Online search company Google has launched international versions of its Google Video site, combining user-contributed content with commercial clips. Microsoft is preparing its own video portal.
Still officially in beta test, the release of versions of Google Video for the UK, France, German, Italy, the Netherlands, Poland, Spain and Canada follows the launch of the US site in January.
Google aims to use its considerable scale in an attempt to occupy a similar position in video that it has achieved for text search.
“What Google did for the web, Google Video aims to do for television,” said Google co-founder Larry Page said when the service launched.
Since then, other video sites, such as YouTube have captured considerable attention, and the Google offering has been underwhelming by comparison.
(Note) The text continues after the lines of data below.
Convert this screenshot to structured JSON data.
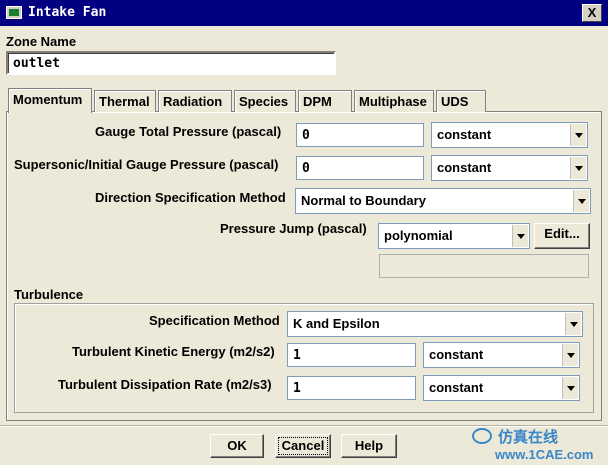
{
  "window": {
    "title": "Intake Fan",
    "close_label": "X"
  },
  "zone": {
    "label": "Zone Name",
    "value": "outlet"
  },
  "tabs": [
    {
      "label": "Momentum"
    },
    {
      "label": "Thermal"
    },
    {
      "label": "Radiation"
    },
    {
      "label": "Species"
    },
    {
      "label": "DPM"
    },
    {
      "label": "Multiphase"
    },
    {
      "label": "UDS"
    }
  ],
  "momentum": {
    "gauge_total_pressure": {
      "label": "Gauge Total Pressure (pascal)",
      "value": "0",
      "method": "constant"
    },
    "supersonic_pressure": {
      "label": "Supersonic/Initial Gauge Pressure (pascal)",
      "value": "0",
      "method": "constant"
    },
    "direction_method": {
      "label": "Direction Specification Method",
      "value": "Normal to Boundary"
    },
    "pressure_jump": {
      "label": "Pressure Jump (pascal)",
      "method": "polynomial",
      "edit_label": "Edit..."
    }
  },
  "turbulence": {
    "title": "Turbulence",
    "spec_method": {
      "label": "Specification Method",
      "value": "K and Epsilon"
    },
    "tke": {
      "label": "Turbulent Kinetic Energy (m2/s2)",
      "value": "1",
      "method": "constant"
    },
    "tdr": {
      "label": "Turbulent Dissipation Rate (m2/s3)",
      "value": "1",
      "method": "constant"
    }
  },
  "buttons": {
    "ok": "OK",
    "cancel": "Cancel",
    "help": "Help"
  },
  "watermark": {
    "text": "仿真在线",
    "url": "www.1CAE.com"
  },
  "colors": {
    "titlebar": "#000080",
    "dialog_bg": "#ece9d8",
    "field_border": "#7f9db9",
    "watermark": "#3a86c8"
  }
}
While no-one should underestimate Google, it may take more than technology to create a compelling entertainment proposition.
As with other user-contributed content sites, Google will face the challenge of dealing with issues of taste and decency, as well as legal matters, not to mention copyright issues.
The search company claims that is has the human and technical resources to deal with such complications, but the problems associated with becoming a publisher rather than an indexer of other people’s publications should not be undervalued.
Google also has deals with a number of rights holders and production companies to distribute their video online. Contributors can choose whether or not to charge for their content.
The initial commercial video offering is patchy and the presentation is somewhat spartan, but the combination of often quirky or inane clips can be strangely compelling.
Google has already been experimenting with video advertising, hoping to emulate its successful targeted advertising model in the video arena.
It remains to be seen whether Google will emerge as a significant gateway for video services, as other media properties and distributors, with experience in packaging and presenting their programming, prepare their own online offerings.
Meanwhile, Microsoft is reportedly preparing its own video portal, apparently drawing on a $2 billion fund allocated to next-generation Windows Live services.